» **EXERCISE GOAL**: Locate every line below that contains the word "writing" and copy it.

» **PROVIDED DATA**:

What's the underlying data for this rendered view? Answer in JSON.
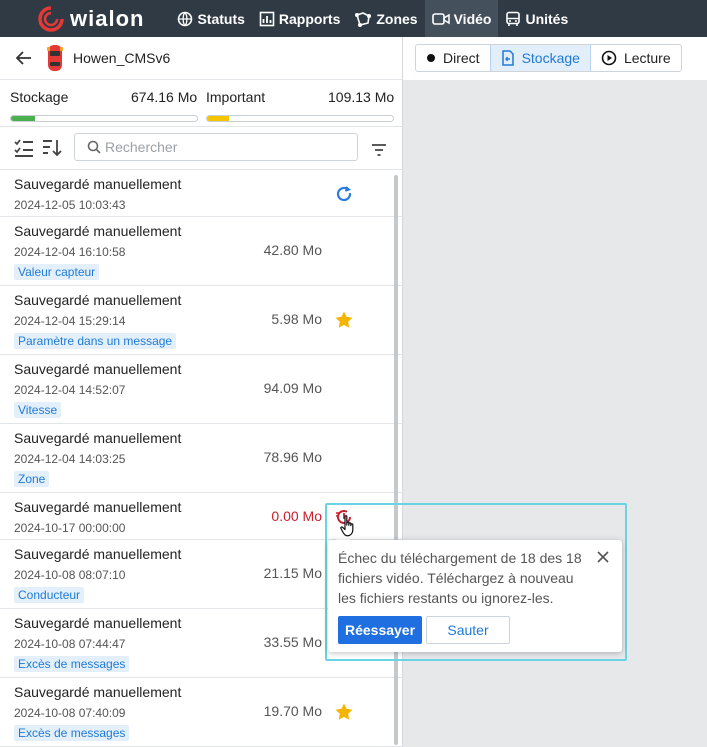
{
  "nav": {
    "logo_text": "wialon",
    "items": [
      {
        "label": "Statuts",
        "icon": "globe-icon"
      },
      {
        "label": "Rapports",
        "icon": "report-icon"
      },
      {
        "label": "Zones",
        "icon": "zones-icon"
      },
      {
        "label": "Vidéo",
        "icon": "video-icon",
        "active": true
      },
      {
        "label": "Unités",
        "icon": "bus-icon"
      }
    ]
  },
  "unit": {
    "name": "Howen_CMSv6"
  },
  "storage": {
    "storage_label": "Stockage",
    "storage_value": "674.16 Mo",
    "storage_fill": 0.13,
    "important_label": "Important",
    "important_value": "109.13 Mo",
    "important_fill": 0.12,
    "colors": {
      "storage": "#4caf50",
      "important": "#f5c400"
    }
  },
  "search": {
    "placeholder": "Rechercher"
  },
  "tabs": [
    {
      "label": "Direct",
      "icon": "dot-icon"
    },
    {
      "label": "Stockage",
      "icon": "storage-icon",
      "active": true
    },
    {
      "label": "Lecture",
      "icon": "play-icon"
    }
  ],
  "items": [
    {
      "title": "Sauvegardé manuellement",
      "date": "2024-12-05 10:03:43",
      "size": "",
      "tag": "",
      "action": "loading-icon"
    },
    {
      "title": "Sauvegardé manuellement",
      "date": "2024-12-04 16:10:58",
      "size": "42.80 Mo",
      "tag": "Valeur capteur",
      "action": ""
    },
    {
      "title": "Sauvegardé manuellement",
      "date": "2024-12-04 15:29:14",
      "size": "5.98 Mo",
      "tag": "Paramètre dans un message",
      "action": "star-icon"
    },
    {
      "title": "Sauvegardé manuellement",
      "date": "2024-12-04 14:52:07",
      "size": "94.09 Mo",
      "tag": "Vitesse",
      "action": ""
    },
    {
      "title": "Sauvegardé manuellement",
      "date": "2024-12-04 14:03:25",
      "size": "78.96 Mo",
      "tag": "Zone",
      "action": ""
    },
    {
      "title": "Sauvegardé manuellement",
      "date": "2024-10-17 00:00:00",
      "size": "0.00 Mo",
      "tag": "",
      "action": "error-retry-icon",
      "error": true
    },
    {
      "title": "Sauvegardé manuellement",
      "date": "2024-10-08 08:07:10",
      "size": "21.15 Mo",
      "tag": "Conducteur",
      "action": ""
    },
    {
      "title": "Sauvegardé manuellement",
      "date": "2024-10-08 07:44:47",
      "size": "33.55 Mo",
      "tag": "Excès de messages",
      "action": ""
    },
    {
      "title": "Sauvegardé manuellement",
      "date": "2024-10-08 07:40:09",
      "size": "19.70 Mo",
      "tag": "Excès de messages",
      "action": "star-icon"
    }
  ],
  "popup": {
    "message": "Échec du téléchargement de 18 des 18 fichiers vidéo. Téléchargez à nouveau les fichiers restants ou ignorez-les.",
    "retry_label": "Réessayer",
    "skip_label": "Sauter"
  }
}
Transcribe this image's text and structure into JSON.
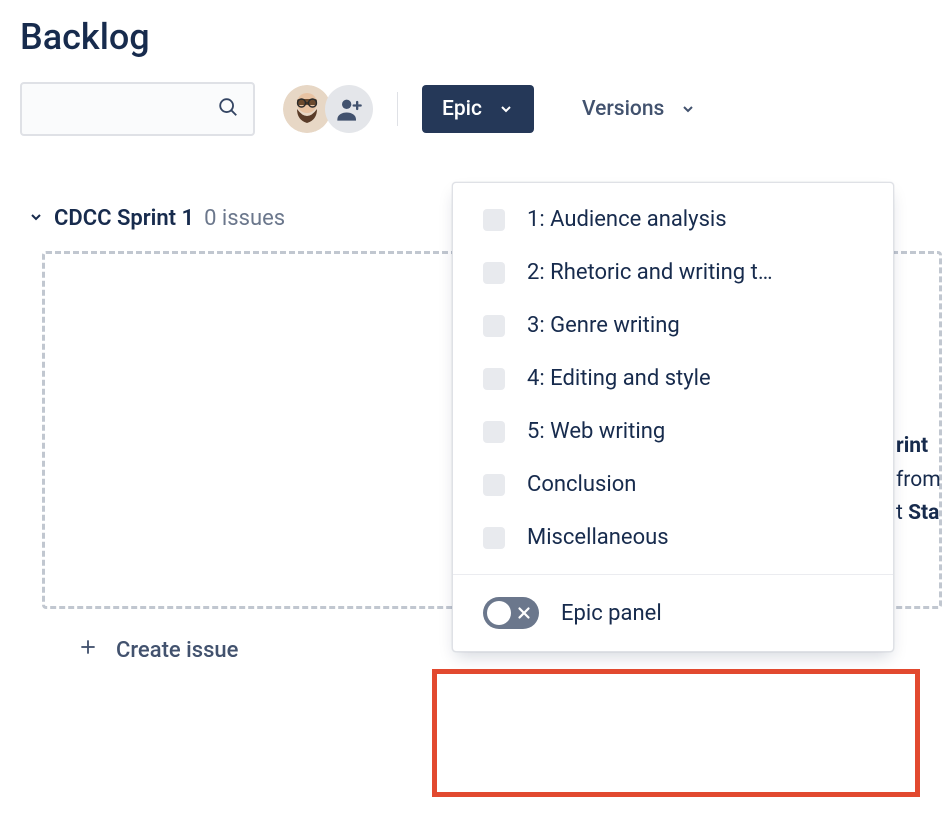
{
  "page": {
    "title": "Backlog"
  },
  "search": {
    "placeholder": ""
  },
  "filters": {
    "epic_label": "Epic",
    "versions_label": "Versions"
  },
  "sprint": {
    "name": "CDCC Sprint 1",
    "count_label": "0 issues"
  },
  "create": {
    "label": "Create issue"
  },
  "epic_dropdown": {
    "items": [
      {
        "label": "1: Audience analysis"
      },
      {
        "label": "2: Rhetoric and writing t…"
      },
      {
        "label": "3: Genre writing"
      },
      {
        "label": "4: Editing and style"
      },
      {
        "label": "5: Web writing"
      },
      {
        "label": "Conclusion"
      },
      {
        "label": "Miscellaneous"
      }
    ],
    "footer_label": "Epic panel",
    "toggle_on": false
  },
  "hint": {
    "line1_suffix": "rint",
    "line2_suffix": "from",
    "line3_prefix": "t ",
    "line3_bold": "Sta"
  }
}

» **WRITTEN REPLY**:
        "label": "2: Rhetoric and writing t…"
        "label": "3: Genre writing"
        "label": "5: Web writing"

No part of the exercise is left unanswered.